Dystopia is still, surprisingly, the It Thing for YA fiction. Which is slightly annoying because for every good one, at least three feel like The Hunger Games lite (our lovely fad reignite-r). The following is a list of common re-occurrences I have noticed over the years, based off books I have read and found on shelves. (WARNING: sarcasm!)
  1. 1.
    Create your Heroine
    Or hero on occasion. She'll be conventionally pretty yet also mostly (if not completely) friendless. Does she have a family? Maybe but it's rarely important.
  2. 2.
    Give her a name!
    The more ridiculous the better. Because that's the way to emphasis dystopia. Strange/uncommon names.
  3. 3.
    Think of a setting
    It should be something with the vague feeling of districts, in homage to the great one that restarted this genre. Or pick a random buzz topic from the news and go with that without much extra thought. Probably should vaguely set it in America. In fact, just America. Other continents do not exist. Also there was probably a war of some kind. It's mandatory.
  4. 4.
    World Building
    Who cares? Not like dystopia is based off social commentary or anything. Just mention a vague bunch of things like global warming, an invasion or even superpowers with the government melting down in its wake. No one will care once the romance starts.
  5. 5.
    Perspective
    In a nutshell: First person. With only one view point, your protagonist. You can use this to get away with no explaining things about the setting to your readers. Also make sure they spend half their time worrying about their love interest or their attractiveness rather than whatever situation you put them in. Because that's COMPLETELY logical.
  6. 6.
    Build the romantic interest!
    This'll be the key thing that carries your story. The romantic relationship. No other kind of relation is important. Make him or her ridiculously attractive so that your protagonist will get distracted at plot convenient moments. Also make it SUPER obvious the moment that person shows up. Insta-love is the best after all.
  7. 7.
    The love triangle!
    For tension. Always. Did your protagonist have a friend? Congrats, Insta-drama. Not like relationship drama could come from anything else, like different views or anything. No siree.
  8. 8.
    Diversity of any kind
    Vague references, underdeveloped or the first to die. But hey! You included them! Pat yourself on the back you good author you. You are clearly raising the bar.
  9. 9.
    Key words
    It just isn't a dystopia without new-fangled words to refer to things. In fact just grab existing words and throw them in a new context without any explanation ever. Does it sound potentially stupid? Even better.
  10. 10.
    Series length
    Trilogy? Probably a trilogy. You'll also probably map out the relationship of your protagonist better than the actual dystopia portion of the story. Who even needs a satisfying ending?
  11. 11.
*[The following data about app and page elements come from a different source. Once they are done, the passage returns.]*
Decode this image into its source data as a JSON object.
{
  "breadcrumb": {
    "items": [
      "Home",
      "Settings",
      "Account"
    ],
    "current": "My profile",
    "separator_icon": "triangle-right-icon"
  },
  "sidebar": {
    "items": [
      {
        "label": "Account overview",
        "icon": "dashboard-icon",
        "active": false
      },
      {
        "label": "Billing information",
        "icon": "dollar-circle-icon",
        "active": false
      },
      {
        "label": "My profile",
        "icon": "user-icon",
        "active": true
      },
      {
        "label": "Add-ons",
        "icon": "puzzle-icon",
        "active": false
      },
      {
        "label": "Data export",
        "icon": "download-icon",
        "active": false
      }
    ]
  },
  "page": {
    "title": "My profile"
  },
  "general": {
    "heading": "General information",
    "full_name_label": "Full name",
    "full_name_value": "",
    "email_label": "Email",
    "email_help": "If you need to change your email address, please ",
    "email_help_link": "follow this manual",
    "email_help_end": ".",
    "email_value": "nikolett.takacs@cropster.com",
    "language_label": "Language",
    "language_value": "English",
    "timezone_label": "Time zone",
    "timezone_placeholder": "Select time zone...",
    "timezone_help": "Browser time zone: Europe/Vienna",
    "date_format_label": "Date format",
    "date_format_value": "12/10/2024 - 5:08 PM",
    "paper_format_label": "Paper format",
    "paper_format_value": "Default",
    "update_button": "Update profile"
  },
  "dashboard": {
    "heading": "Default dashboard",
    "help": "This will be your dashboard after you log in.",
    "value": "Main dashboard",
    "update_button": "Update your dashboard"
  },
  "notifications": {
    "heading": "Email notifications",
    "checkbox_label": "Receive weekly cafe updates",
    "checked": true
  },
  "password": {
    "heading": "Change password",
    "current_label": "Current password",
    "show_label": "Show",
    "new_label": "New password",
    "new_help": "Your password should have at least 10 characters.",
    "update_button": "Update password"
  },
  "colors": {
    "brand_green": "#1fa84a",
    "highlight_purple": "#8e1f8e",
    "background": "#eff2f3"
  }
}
    Optional: Movie deal!
    Make it movie adaptable. Don't bother trying to use the written medium in any unique way because that isn't fun.
  12. 12.
    And that's it!
    Congrats my friend, you've got an average bare minimum YA dystopia.